DATA FOR PROCESSING:
━━━━━━━━━━━━━━━━━━━━━━━━━━━━━━
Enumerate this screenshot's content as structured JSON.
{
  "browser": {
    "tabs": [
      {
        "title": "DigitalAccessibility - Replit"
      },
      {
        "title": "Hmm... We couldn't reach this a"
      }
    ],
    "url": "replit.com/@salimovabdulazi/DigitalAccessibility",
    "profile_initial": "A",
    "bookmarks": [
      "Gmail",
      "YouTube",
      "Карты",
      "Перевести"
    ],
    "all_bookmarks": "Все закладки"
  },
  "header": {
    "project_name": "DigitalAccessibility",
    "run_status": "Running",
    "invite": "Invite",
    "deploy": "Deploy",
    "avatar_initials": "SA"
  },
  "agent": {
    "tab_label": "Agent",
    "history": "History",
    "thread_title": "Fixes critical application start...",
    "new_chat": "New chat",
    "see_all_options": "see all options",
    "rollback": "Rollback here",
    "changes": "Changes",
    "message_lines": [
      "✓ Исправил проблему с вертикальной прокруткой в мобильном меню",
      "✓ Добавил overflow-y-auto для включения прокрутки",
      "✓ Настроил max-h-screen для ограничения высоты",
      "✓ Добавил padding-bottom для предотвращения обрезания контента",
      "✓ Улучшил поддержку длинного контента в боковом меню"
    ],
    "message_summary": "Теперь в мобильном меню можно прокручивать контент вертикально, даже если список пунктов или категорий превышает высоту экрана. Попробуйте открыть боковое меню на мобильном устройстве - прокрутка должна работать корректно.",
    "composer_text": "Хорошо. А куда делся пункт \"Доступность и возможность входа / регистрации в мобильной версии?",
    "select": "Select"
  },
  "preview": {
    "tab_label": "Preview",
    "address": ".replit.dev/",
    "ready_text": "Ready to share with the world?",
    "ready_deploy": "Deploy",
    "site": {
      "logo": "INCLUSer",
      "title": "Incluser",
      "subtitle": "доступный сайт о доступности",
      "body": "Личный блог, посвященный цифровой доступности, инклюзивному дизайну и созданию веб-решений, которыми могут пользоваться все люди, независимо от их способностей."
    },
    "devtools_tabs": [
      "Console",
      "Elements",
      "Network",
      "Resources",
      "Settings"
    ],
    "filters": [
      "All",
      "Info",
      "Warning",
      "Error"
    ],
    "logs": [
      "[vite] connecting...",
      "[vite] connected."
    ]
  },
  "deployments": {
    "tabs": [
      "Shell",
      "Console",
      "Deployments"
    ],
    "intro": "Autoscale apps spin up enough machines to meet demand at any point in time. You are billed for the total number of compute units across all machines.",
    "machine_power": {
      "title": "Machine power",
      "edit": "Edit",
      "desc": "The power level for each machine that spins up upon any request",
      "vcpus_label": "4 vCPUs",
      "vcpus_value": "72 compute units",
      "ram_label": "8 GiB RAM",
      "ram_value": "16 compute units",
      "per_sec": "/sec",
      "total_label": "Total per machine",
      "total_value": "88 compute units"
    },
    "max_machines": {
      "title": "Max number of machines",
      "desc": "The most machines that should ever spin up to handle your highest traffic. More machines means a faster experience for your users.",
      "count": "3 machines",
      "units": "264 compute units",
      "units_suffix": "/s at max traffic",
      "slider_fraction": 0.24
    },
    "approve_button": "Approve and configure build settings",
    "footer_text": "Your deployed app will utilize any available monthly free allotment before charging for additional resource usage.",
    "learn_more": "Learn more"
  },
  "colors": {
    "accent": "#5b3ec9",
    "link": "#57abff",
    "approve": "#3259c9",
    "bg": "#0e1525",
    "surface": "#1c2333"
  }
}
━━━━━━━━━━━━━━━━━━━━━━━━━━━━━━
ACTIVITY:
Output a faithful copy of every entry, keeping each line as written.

REPLY:
Enumerate this screenshot's content as structured JSON.
{
  "browser": {
    "tabs": [
      {
        "title": "DigitalAccessibility - Replit"
      },
      {
        "title": "Hmm... We couldn't reach this a"
      }
    ],
    "url": "replit.com/@salimovabdulazi/DigitalAccessibility",
    "profile_initial": "A",
    "bookmarks": [
      "Gmail",
      "YouTube",
      "Карты",
      "Перевести"
    ],
    "all_bookmarks": "Все закладки"
  },
  "header": {
    "project_name": "DigitalAccessibility",
    "run_status": "Running",
    "invite": "Invite",
    "deploy": "Deploy",
    "avatar_initials": "SA"
  },
  "agent": {
    "tab_label": "Agent",
    "history": "History",
    "thread_title": "Fixes critical application start...",
    "new_chat": "New chat",
    "see_all_options": "see all options",
    "rollback": "Rollback here",
    "changes": "Changes",
    "message_lines": [
      "✓ Исправил проблему с вертикальной прокруткой в мобильном меню",
      "✓ Добавил overflow-y-auto для включения прокрутки",
      "✓ Настроил max-h-screen для ограничения высоты",
      "✓ Добавил padding-bottom для предотвращения обрезания контента",
      "✓ Улучшил поддержку длинного контента в боковом меню"
    ],
    "message_summary": "Теперь в мобильном меню можно прокручивать контент вертикально, даже если список пунктов или категорий превышает высоту экрана. Попробуйте открыть боковое меню на мобильном устройстве - прокрутка должна работать корректно.",
    "composer_text": "Хорошо. А куда делся пункт \"Доступность и возможность входа / регистрации в мобильной версии?",
    "select": "Select"
  },
  "preview": {
    "tab_label": "Preview",
    "address": ".replit.dev/",
    "ready_text": "Ready to share with the world?",
    "ready_deploy": "Deploy",
    "site": {
      "logo": "INCLUSer",
      "title": "Incluser",
      "subtitle": "доступный сайт о доступности",
      "body": "Личный блог, посвященный цифровой доступности, инклюзивному дизайну и созданию веб-решений, которыми могут пользоваться все люди, независимо от их способностей."
    },
    "devtools_tabs": [
      "Console",
      "Elements",
      "Network",
      "Resources",
      "Settings"
    ],
    "filters": [
      "All",
      "Info",
      "Warning",
      "Error"
    ],
    "logs": [
      "[vite] connecting...",
      "[vite] connected."
    ]
  },
  "deployments": {
    "tabs": [
      "Shell",
      "Console",
      "Deployments"
    ],
    "intro": "Autoscale apps spin up enough machines to meet demand at any point in time. You are billed for the total number of compute units across all machines.",
    "machine_power": {
      "title": "Machine power",
      "edit": "Edit",
      "desc": "The power level for each machine that spins up upon any request",
      "vcpus_label": "4 vCPUs",
      "vcpus_value": "72 compute units",
      "ram_label": "8 GiB RAM",
      "ram_value": "16 compute units",
      "per_sec": "/sec",
      "total_label": "Total per machine",
      "total_value": "88 compute units"
    },
    "max_machines": {
      "title": "Max number of machines",
      "desc": "The most machines that should ever spin up to handle your highest traffic. More machines means a faster experience for your users.",
      "count": "3 machines",
      "units": "264 compute units",
      "units_suffix": "/s at max traffic",
      "slider_fraction": 0.24
    },
    "approve_button": "Approve and configure build settings",
    "footer_text": "Your deployed app will utilize any available monthly free allotment before charging for additional resource usage.",
    "learn_more": "Learn more"
  },
  "colors": {
    "accent": "#5b3ec9",
    "link": "#57abff",
    "approve": "#3259c9",
    "bg": "#0e1525",
    "surface": "#1c2333"
  }
}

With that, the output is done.